Middle East Oil Exporters: What Happened to Economic Development? Hossein Askari is available to download
|Middle East Oil Exporters: What Happened to Economic Development?|
|Type: ||eBook |
|Released: ||2007 |
|Publisher: ||Edward Elgar Publishing |
|Page Count: ||383 |
|Format: ||pdf |
|Language: ||English |
|ISBN-10: ||1845429095 |
|ISBN-13: ||9781845429096 |
'This volume is unique and unprecedented in the way that it ties together various political and economic dimensions to draw a picture of the future Middle East scenarios.Middle East Oil Exporters: ...
Textbook It gives us a far-reaching analysis of the reasons underlying economic conditions in the major oil-exporting countries of the Middle East. It also provides a comprehensive and positive blueprint for a social, political and economic turnaround. Hossein Askari's insider experience in most of these countries makes this valuable work a must-read for specialists and students of the area.' - Hossein Razavi, Director of Finance, Private Sector and Infrastructure Department, Middle East and North Africa Region, The World Bank, US
Hossein Askari argues here that economic and social failure in the oil-exporting countries of the Middle East is a result of much more than simply shortcomings in economic policies. He analyzes religion, corruption, instability, wars and foreign interference as factors affecting the region and offers solutions that incorporate Islamic teachings, regional peace efforts, market-oriented economic policies, sound institutions and unselfish policy support from the West.
Middle East Oil Exporters presents a detailed picture of the economic structure and a critical survey of the recent economic performance of the Middle East. The focus is especially on the large oil-exporting nations, although the smaller producers are represented as well. The author illustrates how oil has become a crutch to avoid reforms, destroying the work ethic of the region, fuelling corruption and poisoning the social and cultural fabric of society to keep unpopular governments in power. In addition, he provides a view of the social, economic, and political implications of Islamic doctrine. In this context he examines the institutions of governance and determines that they have performed poorly, often in blatant violation of Islamic principles. This in-depth analysis is accompanied by a comprehensive prescription for a turnaround in the Middle East.
Hossein Askari's unique and insightful critique is essential reading for students and scholars of the Middle East, as well as policymakers involved in the region.

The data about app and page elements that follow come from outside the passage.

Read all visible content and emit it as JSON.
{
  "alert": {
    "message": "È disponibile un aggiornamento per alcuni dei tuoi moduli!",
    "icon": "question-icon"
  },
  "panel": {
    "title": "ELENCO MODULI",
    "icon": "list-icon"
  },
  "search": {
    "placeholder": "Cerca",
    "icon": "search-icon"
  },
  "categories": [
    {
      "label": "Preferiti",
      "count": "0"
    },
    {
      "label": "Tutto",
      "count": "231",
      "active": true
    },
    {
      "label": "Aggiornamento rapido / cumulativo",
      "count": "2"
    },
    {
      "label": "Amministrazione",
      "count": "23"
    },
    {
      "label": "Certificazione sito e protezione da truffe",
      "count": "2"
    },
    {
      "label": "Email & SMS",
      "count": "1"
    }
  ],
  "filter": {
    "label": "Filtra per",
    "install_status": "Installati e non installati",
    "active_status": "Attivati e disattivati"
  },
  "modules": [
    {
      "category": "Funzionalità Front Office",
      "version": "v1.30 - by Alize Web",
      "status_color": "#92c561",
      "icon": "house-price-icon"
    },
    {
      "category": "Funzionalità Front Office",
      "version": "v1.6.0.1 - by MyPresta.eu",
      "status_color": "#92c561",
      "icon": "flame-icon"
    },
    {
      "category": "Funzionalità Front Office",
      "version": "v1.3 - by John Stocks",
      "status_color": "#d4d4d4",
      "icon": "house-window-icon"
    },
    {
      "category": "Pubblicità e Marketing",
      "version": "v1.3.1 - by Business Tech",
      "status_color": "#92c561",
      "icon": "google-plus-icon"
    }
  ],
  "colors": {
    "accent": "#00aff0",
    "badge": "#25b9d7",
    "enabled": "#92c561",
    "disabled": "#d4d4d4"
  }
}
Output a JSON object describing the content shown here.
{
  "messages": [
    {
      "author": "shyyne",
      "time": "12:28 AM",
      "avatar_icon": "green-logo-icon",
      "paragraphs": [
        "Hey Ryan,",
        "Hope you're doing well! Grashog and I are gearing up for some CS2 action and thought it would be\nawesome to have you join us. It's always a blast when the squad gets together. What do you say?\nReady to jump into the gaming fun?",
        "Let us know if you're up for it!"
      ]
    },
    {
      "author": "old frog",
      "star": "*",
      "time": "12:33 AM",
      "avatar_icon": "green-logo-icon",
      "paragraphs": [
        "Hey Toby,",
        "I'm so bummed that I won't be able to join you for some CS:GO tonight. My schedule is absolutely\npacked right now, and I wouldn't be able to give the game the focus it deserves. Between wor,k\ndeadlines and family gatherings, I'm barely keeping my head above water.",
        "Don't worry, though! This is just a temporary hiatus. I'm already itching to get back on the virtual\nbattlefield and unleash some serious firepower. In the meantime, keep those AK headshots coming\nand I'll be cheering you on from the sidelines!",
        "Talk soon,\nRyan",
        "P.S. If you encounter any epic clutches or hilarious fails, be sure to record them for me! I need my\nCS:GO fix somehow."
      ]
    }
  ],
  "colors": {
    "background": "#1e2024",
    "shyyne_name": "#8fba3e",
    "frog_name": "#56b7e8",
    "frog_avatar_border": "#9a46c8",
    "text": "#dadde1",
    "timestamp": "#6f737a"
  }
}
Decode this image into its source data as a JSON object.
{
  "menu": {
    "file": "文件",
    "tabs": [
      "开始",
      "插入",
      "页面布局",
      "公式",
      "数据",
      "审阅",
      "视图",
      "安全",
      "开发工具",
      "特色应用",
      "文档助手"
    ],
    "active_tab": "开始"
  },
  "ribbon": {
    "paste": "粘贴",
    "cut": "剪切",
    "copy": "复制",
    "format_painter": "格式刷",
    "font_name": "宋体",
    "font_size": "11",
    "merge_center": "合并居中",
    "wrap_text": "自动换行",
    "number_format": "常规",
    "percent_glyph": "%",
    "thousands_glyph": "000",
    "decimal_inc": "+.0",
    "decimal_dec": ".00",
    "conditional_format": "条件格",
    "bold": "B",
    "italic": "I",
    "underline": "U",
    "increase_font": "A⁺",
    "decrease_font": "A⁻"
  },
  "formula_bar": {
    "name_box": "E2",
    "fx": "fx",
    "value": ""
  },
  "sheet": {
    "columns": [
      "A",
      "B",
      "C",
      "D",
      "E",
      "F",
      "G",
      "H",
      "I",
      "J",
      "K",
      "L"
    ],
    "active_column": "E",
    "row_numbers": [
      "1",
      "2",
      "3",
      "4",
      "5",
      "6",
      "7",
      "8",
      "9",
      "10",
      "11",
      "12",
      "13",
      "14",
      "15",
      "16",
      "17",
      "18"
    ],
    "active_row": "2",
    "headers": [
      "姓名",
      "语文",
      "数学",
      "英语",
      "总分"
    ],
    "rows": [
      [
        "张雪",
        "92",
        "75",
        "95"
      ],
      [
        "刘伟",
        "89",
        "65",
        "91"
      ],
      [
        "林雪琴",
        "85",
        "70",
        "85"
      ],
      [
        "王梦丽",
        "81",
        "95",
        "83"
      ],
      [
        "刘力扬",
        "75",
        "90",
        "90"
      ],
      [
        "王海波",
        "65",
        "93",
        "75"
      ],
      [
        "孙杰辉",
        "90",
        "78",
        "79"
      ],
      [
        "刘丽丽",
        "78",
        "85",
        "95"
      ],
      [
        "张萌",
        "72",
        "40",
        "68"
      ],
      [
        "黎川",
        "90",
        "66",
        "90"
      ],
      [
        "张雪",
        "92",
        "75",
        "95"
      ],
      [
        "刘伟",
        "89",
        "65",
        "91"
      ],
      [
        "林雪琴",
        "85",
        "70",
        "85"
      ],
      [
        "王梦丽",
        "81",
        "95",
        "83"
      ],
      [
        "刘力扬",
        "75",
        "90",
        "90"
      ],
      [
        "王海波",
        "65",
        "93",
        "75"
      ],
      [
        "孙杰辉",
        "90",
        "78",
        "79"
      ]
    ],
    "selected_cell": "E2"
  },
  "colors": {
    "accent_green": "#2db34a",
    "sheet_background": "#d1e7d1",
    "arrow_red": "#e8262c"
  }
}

Executives of financial institutions and private corporations will also want to understand the region for their energy needs and as a market for their products and services.